I had a buddy growing up who would periodically destroy all of his GI Joes and then his mom would buy him new ones. First kid I knew from a 'broken' home. Shit though man he had a hell of a lot of toys!

josh williams said...

Erin It is high time you pony up with the four dollars with shipping and handling and buy a Travels With Roscoe errr great American Novel...Money spent fully refundable if you persist, call the BBB etc.

Kristin said...

There were so many gems in this whole essay, but my favorite (or most loathed if we factor in my envy of your ability to think in unused images) was "a scoop of vanilla promise and a pink-frosted wish."

Giving up my pen and paper and making a shrine to you instead : )

whitenoise said...

Yes, Erin, very nice article. My little girl, approaching 5, is still pre-Barbie, but I remember the torture my sister's dolls endured. (shudder)

Happy Camper had an interesting addendum. A female columnist in Canada's Globe and Mail once included something about simulating sexual positions with Barbies when she and her friends were only 11 or 12.

Makes you wonder about our society and the current state of childhood innocense...

Erin O'Brien said...

SleekPelt: Welcome. Anyone who shows up at the door with a urine-soaked Barbie doll is okey dokey in my book.

Camper: Girls also like to use the blasted things as weapons by grasping them by the shins and vigorously whipping them. Hurts like hell to get smacked by one of those mothers.

Williams: I must admit that you have mounted a very compelling ad campaign. What else you mounting these days, baby?

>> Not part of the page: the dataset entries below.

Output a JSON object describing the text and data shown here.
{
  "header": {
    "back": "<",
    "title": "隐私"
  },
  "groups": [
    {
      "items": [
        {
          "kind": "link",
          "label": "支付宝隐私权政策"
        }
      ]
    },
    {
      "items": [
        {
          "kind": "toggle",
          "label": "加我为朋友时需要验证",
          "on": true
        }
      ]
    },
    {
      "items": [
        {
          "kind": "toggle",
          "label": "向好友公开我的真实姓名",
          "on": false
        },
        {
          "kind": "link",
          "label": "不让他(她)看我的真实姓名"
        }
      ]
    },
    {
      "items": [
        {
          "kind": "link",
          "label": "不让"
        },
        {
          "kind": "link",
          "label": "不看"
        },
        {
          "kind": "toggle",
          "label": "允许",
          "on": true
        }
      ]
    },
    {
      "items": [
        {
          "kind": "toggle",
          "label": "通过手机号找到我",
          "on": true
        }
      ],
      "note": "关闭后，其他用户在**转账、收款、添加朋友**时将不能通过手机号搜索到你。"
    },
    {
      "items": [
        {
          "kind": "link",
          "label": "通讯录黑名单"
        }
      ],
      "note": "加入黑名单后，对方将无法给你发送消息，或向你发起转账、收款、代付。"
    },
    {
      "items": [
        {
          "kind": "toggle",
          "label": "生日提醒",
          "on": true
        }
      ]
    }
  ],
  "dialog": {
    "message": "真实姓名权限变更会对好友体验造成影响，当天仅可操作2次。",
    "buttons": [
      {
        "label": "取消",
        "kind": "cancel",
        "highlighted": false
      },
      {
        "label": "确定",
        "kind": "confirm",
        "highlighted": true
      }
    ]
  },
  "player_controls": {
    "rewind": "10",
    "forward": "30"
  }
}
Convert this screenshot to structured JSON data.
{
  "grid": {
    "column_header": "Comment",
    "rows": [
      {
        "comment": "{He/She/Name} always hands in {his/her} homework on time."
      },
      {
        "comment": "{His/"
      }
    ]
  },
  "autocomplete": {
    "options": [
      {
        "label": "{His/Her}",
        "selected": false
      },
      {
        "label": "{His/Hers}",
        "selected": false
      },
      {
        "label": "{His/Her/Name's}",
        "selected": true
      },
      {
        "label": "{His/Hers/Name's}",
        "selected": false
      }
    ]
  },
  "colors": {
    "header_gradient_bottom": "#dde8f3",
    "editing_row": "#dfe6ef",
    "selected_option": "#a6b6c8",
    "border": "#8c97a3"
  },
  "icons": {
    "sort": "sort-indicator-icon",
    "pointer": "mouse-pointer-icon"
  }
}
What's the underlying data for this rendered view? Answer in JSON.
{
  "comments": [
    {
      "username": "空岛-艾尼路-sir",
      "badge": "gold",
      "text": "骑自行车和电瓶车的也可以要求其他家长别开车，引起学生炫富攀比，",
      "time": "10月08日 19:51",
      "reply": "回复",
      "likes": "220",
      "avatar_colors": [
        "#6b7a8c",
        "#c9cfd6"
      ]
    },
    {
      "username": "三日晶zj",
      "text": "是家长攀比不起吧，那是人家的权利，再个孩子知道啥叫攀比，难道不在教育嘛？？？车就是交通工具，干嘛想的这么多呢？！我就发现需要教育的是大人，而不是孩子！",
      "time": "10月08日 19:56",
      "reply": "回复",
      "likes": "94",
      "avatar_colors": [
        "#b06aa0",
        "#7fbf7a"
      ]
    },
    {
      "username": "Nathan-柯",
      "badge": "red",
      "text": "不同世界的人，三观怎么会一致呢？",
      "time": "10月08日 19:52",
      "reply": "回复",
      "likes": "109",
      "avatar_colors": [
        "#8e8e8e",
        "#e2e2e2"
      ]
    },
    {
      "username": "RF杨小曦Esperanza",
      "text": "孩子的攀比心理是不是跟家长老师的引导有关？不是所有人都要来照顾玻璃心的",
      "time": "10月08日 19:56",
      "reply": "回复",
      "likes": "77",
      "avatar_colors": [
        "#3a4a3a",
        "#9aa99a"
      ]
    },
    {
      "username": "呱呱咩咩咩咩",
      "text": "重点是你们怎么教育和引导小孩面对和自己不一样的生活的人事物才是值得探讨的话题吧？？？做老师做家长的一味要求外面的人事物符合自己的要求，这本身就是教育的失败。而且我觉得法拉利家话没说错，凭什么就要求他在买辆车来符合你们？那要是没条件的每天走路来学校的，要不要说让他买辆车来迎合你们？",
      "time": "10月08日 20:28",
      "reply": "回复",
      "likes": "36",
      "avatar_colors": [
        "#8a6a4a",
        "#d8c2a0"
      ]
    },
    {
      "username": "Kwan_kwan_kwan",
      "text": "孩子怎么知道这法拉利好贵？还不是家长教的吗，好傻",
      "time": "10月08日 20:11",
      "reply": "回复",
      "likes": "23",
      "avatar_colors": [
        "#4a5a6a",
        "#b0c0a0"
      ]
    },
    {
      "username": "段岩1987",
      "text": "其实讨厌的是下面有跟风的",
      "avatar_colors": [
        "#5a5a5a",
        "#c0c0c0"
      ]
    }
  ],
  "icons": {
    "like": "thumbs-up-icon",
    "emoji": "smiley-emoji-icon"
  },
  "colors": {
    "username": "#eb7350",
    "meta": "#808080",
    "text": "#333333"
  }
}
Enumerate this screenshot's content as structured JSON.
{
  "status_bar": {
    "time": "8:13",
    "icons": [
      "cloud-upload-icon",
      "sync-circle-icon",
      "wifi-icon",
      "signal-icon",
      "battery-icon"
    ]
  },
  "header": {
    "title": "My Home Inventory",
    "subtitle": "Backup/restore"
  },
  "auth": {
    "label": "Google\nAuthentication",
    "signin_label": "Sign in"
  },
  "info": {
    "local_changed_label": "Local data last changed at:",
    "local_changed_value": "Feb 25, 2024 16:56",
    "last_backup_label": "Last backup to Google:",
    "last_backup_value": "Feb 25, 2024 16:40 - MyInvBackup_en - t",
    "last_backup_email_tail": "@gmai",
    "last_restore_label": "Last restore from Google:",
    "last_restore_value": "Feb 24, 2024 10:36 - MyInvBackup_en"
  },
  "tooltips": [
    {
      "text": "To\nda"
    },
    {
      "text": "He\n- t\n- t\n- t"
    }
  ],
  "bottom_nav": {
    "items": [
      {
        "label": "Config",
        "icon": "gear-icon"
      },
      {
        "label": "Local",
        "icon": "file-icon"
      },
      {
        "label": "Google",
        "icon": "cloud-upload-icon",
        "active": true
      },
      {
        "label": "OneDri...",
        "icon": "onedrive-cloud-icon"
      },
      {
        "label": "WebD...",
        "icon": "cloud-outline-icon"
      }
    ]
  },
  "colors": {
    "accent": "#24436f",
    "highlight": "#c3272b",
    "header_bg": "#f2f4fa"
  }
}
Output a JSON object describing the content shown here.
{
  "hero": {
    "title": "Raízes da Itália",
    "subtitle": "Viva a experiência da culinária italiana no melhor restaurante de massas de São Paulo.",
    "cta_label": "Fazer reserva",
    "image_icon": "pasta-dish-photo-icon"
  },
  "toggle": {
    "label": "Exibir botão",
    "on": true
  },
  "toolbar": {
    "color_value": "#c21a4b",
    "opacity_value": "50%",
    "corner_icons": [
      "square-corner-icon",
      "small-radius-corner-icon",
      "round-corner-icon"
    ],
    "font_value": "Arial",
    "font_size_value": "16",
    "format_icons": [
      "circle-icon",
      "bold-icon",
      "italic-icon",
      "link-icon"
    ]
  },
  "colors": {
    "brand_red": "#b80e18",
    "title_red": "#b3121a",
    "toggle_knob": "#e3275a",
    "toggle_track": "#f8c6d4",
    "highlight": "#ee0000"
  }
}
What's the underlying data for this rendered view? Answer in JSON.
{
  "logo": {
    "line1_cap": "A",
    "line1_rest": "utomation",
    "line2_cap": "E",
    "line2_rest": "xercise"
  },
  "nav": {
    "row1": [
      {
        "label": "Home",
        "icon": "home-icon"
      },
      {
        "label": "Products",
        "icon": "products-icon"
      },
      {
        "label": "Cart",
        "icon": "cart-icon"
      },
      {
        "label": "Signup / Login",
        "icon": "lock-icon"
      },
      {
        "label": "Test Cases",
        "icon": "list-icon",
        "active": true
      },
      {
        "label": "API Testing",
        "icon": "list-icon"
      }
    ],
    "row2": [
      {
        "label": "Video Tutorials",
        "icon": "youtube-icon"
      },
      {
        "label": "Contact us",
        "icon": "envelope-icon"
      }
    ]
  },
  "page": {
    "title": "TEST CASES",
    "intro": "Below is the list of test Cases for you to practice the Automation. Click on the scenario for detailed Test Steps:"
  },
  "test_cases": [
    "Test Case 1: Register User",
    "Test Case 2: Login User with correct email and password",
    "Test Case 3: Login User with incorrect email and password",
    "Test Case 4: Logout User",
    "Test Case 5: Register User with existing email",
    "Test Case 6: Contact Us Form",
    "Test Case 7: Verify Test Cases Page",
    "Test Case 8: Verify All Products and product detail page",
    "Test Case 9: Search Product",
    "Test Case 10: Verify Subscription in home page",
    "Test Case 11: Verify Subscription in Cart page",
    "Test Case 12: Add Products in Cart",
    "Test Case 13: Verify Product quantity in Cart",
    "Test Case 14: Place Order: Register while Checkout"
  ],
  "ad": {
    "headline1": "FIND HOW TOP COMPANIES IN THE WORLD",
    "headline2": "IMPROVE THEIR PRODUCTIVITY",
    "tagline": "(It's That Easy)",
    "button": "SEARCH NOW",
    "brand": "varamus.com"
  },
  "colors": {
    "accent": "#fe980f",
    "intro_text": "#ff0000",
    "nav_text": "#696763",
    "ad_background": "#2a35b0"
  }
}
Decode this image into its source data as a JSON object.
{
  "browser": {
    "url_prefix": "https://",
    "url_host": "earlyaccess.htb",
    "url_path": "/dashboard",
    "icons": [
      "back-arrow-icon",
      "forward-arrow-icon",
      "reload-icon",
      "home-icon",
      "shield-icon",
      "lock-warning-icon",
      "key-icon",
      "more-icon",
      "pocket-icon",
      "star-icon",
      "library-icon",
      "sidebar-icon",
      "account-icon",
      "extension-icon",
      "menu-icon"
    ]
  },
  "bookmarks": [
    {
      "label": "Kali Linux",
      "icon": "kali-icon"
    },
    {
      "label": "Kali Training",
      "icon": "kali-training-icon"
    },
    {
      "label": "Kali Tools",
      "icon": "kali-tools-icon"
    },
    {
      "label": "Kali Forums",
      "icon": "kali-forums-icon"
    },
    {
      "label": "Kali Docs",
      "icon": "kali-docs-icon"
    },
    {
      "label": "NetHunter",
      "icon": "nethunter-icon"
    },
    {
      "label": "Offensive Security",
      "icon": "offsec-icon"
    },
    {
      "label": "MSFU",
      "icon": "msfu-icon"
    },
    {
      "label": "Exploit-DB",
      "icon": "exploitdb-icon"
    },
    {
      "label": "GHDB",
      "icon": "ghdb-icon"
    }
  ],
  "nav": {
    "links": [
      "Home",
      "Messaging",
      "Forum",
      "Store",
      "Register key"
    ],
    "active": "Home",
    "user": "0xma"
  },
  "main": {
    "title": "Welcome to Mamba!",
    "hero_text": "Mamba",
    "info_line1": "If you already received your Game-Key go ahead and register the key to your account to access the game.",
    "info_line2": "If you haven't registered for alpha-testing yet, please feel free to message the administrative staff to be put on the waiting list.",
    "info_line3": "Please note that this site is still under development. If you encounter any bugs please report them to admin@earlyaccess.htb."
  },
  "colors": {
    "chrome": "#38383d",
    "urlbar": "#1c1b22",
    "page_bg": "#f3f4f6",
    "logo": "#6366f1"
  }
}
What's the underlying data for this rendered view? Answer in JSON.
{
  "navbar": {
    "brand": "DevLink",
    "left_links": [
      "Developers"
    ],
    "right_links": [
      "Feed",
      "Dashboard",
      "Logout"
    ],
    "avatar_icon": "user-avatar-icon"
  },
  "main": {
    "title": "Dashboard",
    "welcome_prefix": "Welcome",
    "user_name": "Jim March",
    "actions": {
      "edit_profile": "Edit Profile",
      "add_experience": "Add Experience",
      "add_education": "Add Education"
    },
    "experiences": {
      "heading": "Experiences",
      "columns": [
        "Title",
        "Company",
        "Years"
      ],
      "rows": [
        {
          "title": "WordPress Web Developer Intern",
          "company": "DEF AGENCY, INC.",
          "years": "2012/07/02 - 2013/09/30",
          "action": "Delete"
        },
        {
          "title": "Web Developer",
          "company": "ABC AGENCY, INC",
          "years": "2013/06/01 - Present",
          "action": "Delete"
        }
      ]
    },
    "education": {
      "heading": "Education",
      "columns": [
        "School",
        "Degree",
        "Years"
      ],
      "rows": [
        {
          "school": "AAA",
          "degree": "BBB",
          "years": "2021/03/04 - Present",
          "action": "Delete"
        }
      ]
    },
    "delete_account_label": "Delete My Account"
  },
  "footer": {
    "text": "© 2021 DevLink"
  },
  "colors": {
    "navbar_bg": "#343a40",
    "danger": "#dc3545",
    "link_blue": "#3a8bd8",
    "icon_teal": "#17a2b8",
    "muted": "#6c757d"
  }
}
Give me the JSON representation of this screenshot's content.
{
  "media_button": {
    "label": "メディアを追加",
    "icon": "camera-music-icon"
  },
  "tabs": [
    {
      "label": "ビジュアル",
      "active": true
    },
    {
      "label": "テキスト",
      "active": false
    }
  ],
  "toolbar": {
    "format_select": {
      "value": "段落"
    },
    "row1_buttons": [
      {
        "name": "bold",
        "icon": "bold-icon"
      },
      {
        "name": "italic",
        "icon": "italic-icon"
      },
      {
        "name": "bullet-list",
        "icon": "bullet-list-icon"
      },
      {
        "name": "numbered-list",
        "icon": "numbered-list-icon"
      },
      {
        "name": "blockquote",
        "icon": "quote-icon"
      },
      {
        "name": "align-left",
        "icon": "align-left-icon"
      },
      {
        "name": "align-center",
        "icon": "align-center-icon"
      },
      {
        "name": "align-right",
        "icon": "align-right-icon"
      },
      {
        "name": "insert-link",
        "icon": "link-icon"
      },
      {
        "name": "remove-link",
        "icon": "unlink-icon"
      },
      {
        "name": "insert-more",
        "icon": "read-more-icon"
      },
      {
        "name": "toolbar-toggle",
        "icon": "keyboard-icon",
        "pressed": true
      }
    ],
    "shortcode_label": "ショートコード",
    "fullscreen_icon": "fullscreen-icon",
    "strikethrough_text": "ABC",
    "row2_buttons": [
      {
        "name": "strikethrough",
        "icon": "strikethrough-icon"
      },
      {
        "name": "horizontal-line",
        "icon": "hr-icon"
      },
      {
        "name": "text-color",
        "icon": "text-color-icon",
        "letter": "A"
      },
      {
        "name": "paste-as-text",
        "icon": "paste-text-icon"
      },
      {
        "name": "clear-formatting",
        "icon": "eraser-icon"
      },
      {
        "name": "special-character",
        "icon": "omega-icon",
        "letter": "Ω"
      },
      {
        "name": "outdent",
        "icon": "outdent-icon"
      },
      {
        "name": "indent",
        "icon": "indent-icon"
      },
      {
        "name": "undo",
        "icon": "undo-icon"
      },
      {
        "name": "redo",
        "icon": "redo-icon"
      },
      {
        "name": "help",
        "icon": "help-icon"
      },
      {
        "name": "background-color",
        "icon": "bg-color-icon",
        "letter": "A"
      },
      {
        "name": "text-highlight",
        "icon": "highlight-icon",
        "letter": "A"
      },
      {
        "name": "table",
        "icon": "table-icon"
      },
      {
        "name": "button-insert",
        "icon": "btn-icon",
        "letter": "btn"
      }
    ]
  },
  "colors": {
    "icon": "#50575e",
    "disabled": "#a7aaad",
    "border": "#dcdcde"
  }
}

Kristin: Thanks. The devils and diamonds are in the details, no? And please do not put down your pen, madame.

Whitenoise: Thank god the miserable things aren't anatomically correct.

josh williams said...

I trained myself not to mount inanimate objects along time ago.Buy Roscoes book and all your wildest dreams will come true! Plus I wrote the about the author part!

~d said...

You have such a marvelous way of stringing together words! I love reading you, because I can so totally relate to you.

ajooja said...

Good stuff, Erin.

I miss writing a column.

You do it well.

Erin O'Brien said...

JW: If you had any idea what it would take to realize my wildest dreams, you would not make that assertion, suh.

~d: Those damn toy packages!

ajooja: Thanks. How long did you do it? In what sort of paper?

ajooja said...

I was a sports editor for a medium-sized daily for about four years. I did a weekly sports column.

I only did local, first-person, people stuff. I think it's a waste of time for local newspapers to focus on national events (sports or otherwise). Who cares what some guy at a Midwest furniture store cares about Princess Di's death or the New York Yankees?

I did a general column for about a year when I moved up to assistant editor of the paper, but it was more difficult. I felt like I had to be more political.

I got mad and quit, started my own newspaper, lost my ass, and came back as editor about two years later. I wrote a column then too, but it was all over the place. I had to worry about being "the editor," so I couldn't be as free as I used to be.

Our paper was bought out by our competitor. They had more subscribers, but we had the better paper. The better staff.

They wanted to give "my paper" to "their subscribers" but they didn't want me to run it. I hung around for about a year before I quit. (I was in the newspaper business for 12 years.)

I work for a niche publication now. I don't know anything about the subject, so I don't write. I just make it look cool.

My writing has turned to shit anyway, so it's probably best that I write for free on the Internet than try to do it for a living ever again.

Erin O'Brien said...

Ajooja: Wow. I'm at once fascinated and flattered to have garnered your attention.